§ **Task description**
Every line below that holds the word "Create" counts once; please tally them and give only the total.

Content starts

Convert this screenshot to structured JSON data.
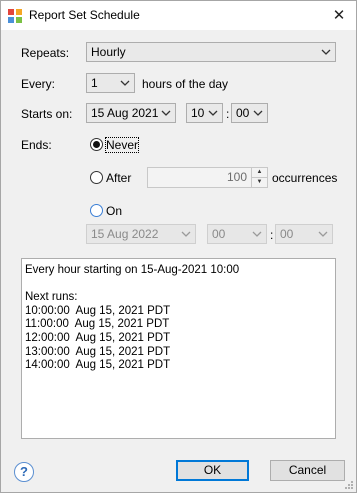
{
  "window": {
    "title": "Report Set Schedule",
    "close_glyph": "✕",
    "icon": "app-logo-icon"
  },
  "repeats": {
    "label": "Repeats:",
    "value": "Hourly"
  },
  "every": {
    "label": "Every:",
    "value": "1",
    "suffix": "hours of the day"
  },
  "starts_on": {
    "label": "Starts on:",
    "date": "15 Aug 2021",
    "hour": "10",
    "minute": "00",
    "separator": ":"
  },
  "ends": {
    "label": "Ends:",
    "never_label": "Never",
    "never_checked": true,
    "after_label": "After",
    "after_value": "100",
    "after_suffix": "occurrences",
    "on_label": "On",
    "on_date": "15 Aug 2022",
    "on_hour": "00",
    "on_minute": "00",
    "separator": ":"
  },
  "summary": {
    "description": "Every hour starting on 15-Aug-2021 10:00",
    "next_runs_label": "Next runs:",
    "runs": [
      "10:00:00  Aug 15, 2021 PDT",
      "11:00:00  Aug 15, 2021 PDT",
      "12:00:00  Aug 15, 2021 PDT",
      "13:00:00  Aug 15, 2021 PDT",
      "14:00:00  Aug 15, 2021 PDT"
    ]
  },
  "footer": {
    "help_glyph": "?",
    "ok_label": "OK",
    "cancel_label": "Cancel"
  },
  "colors": {
    "accent": "#0078d7",
    "dialog_bg": "#f0f0f0",
    "help_blue": "#2d6ab8"
  }
}
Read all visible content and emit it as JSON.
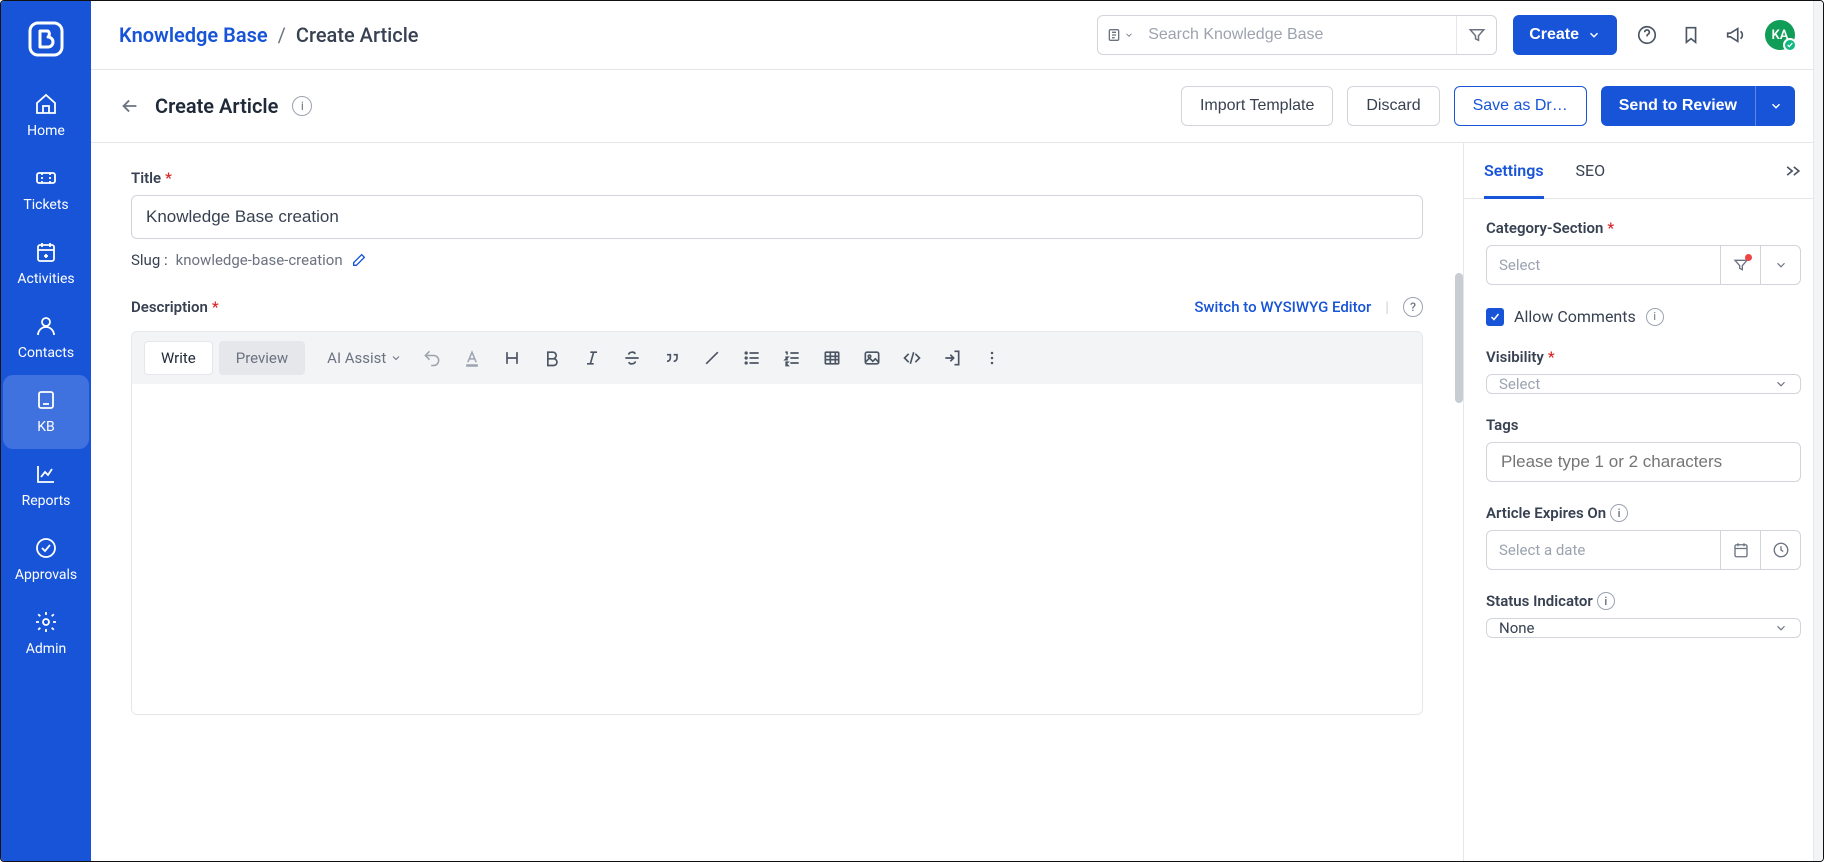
{
  "sidebar": {
    "items": [
      {
        "label": "Home"
      },
      {
        "label": "Tickets"
      },
      {
        "label": "Activities"
      },
      {
        "label": "Contacts"
      },
      {
        "label": "KB"
      },
      {
        "label": "Reports"
      },
      {
        "label": "Approvals"
      },
      {
        "label": "Admin"
      }
    ]
  },
  "breadcrumb": {
    "root": "Knowledge Base",
    "current": "Create Article"
  },
  "search": {
    "placeholder": "Search Knowledge Base"
  },
  "topbar": {
    "create": "Create",
    "avatar": "KA"
  },
  "action": {
    "page_title": "Create Article",
    "import": "Import Template",
    "discard": "Discard",
    "save_draft": "Save as Dr…",
    "send_review": "Send to Review"
  },
  "editor": {
    "title_label": "Title",
    "title_value": "Knowledge Base creation",
    "slug_label": "Slug :",
    "slug_value": "knowledge-base-creation",
    "desc_label": "Description",
    "switch_link": "Switch to WYSIWYG Editor",
    "tab_write": "Write",
    "tab_preview": "Preview",
    "ai_assist": "AI Assist"
  },
  "settings": {
    "tab_settings": "Settings",
    "tab_seo": "SEO",
    "category_label": "Category-Section",
    "select_placeholder": "Select",
    "allow_comments": "Allow Comments",
    "visibility_label": "Visibility",
    "tags_label": "Tags",
    "tags_placeholder": "Please type 1 or 2 characters",
    "expires_label": "Article Expires On",
    "expires_placeholder": "Select a date",
    "status_label": "Status Indicator",
    "status_value": "None"
  }
}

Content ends

§ **Answer space**
3